shooing away other dogs while taking Daisy out
for her business. Nothing dangerous happened but
it was disturbing seeing the size of those dogs.
We hired a taxicab for 10TL (less then $8) to go
downtown shopping and back.
As we settled into the night, four young persons
arrived in a car with a case of beer and hoped
into the boat ahead of us. They partied until 3
am keeping us awake and concerned but again
We left the next day to Canakkale. Canakkale
strait is divided into three sectors, Gelibolu,
Nara, Kumkale where all ships had to report in and
out. The control towers line up ships passing
through the channel in an orderly manner. We reported our
little boat just in case one of them hit us.
Friday, September 4th, 2009: Back to Canakkale
We left Murefte early in the morning for
Canakkale. With favorable current and
cooperating winds, arrived in the same city
marina in about 4.5 hours which was
approximately 40 miles passage.
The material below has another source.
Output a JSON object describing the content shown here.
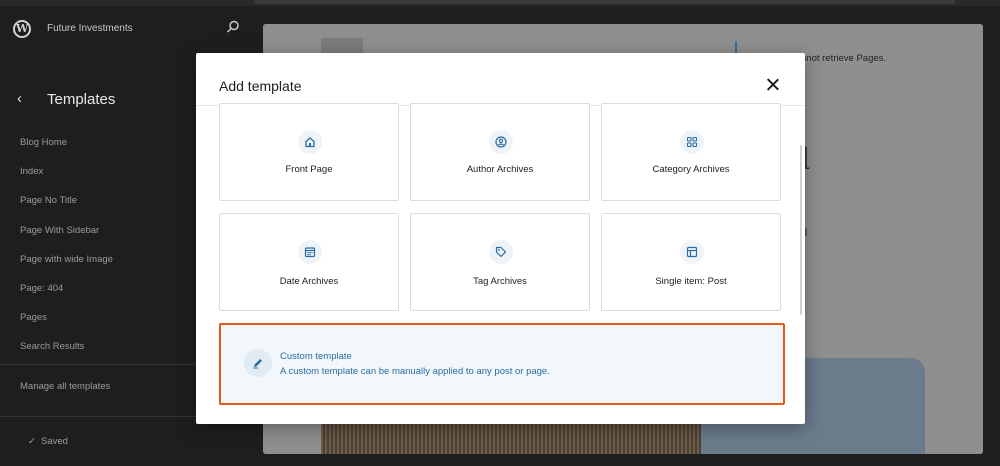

We listened to
the zone radio monitoring ships passing by on
It was exciting to see such huge boats passing
by. Fortunately, they are restricted to 14 knots
of speed. Even with that speed, one has to be careful not to
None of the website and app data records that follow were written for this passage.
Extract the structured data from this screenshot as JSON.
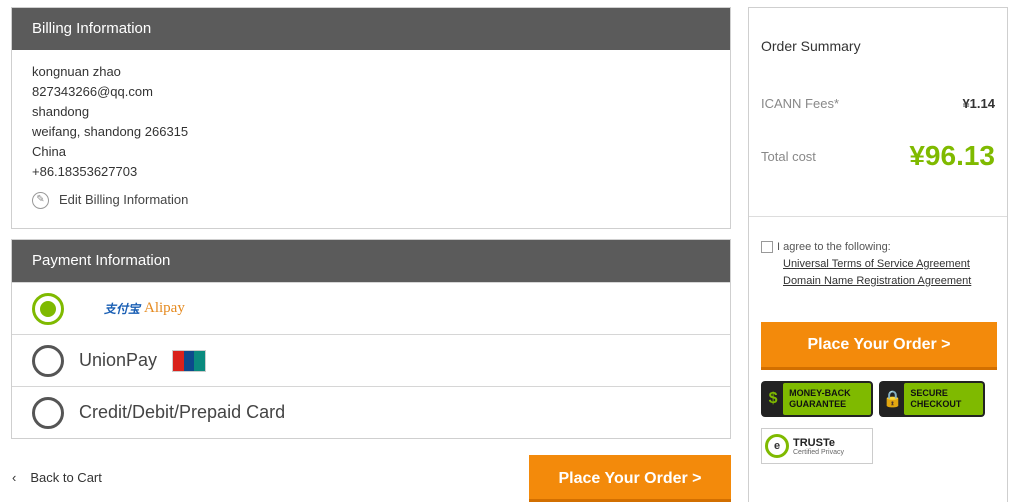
{
  "billing": {
    "title": "Billing Information",
    "lines": [
      "kongnuan zhao",
      "827343266@qq.com",
      "shandong",
      "weifang, shandong  266315",
      "China",
      "+86.18353627703"
    ],
    "edit_label": "Edit Billing Information"
  },
  "payment": {
    "title": "Payment Information",
    "options": [
      {
        "label": "Alipay",
        "logo_mark": "支付宝",
        "selected": true
      },
      {
        "label": "UnionPay",
        "logo_text": "UnionPay 银联",
        "selected": false
      },
      {
        "label": "Credit/Debit/Prepaid Card",
        "selected": false
      }
    ]
  },
  "nav": {
    "back_label": "Back to Cart",
    "back_icon": "chevron-left-icon"
  },
  "summary": {
    "title": "Order Summary",
    "fee_label": "ICANN Fees*",
    "fee_value": "¥1.14",
    "total_label": "Total cost",
    "total_value": "¥96.13",
    "agree_label": "I agree to the following:",
    "links": [
      "Universal Terms of Service Agreement",
      "Domain Name Registration Agreement"
    ],
    "place_order_label": "Place Your Order >",
    "badges": {
      "money_back": "MONEY-BACK GUARANTEE",
      "secure": "SECURE CHECKOUT",
      "truste_name": "TRUSTe",
      "truste_sub": "Certified Privacy"
    },
    "accent_color": "#7fba00",
    "button_color": "#f38a0b"
  },
  "actions": {
    "place_order_label": "Place Your Order >"
  }
}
be in their way and watch out the wave they
Saturday, September 5th, 2009: Bozcaada Festival
We arrived at the same pristine marina and
docked easily after 4 hours from Canakkale. We
arrived early, so we had time to go swimming
just by the boat. It was a festival weekend so
we watched bands, concerts, selection of the
wine harvesting queen, dances, etc.
On the way back, the next day Sunday, we had strong winds and
waves (downwind) all the way to Babakale doing
8+ knots. Just as soon as we turned the tip,
there was nothing, no waves no winds. We crossed
the bay into Ayvalik, wind picked up, did some
sailing until the marina entrance. We docked
about 5pm that evening. The storm hit the area
by 6 pm and continued for 3 days. We learned
that it was coupled by thunderstorms and
torrential rain up North of Marmara sea and
Istanbul. All told about 30 people tied in flash
floods. We were ever so glad to return to safety
Sunday, September 10th, 2009: Enjoying Ayvalik
on Snow White
Happy 1st Birthday Bertun! Notice the finger on
the right, he was showing that this was his
first birthday. He would constantly repeat one!,
one!, one!. And o boy! o boy! Did he ever
like that cake!
By September 13, we had
settled into an apartment of Becky's distance
relatives, two days later, I left for Istanbul
only to fly to Toronto on 17th. We decided to
leave the boat in water until the next season.
Hopefully, we will catch a few days of sailing
for this voyage